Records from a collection
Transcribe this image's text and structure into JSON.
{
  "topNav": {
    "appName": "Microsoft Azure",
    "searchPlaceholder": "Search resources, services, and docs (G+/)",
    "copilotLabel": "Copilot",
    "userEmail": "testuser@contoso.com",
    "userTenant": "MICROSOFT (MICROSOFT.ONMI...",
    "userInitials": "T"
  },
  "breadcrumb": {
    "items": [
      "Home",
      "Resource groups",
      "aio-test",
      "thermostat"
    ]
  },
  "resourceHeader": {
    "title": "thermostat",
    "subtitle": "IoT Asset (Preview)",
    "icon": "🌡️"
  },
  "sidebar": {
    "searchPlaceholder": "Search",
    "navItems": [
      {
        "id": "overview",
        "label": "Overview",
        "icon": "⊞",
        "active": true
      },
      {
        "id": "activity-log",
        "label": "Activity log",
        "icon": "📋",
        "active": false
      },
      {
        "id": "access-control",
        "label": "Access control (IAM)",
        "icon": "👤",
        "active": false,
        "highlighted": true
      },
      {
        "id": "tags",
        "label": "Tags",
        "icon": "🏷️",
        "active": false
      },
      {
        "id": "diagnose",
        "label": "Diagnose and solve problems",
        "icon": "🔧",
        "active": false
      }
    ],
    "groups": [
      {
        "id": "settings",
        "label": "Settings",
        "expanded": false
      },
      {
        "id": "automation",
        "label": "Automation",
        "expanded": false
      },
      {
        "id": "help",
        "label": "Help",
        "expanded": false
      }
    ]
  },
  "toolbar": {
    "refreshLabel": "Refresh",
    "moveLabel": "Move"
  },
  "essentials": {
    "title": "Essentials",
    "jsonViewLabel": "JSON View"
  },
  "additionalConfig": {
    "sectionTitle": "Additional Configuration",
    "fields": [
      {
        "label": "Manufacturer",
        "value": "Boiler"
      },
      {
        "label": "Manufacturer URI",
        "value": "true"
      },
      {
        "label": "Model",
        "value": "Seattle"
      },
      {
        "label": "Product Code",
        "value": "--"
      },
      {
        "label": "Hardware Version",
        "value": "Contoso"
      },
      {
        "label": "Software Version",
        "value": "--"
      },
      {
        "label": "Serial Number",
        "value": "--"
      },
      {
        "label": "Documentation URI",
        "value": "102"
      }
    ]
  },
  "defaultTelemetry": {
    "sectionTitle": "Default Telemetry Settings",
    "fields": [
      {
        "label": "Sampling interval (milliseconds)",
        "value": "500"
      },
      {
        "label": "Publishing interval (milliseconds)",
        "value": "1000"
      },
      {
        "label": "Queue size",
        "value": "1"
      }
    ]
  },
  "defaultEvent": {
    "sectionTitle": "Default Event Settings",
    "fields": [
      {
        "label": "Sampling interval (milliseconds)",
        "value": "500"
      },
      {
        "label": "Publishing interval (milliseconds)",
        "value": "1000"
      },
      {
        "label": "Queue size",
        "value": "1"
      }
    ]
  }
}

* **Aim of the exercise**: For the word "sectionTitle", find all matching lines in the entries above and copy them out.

* **Answer below**:
    "sectionTitle": "Additional Configuration",
    "sectionTitle": "Default Telemetry Settings",
    "sectionTitle": "Default Event Settings",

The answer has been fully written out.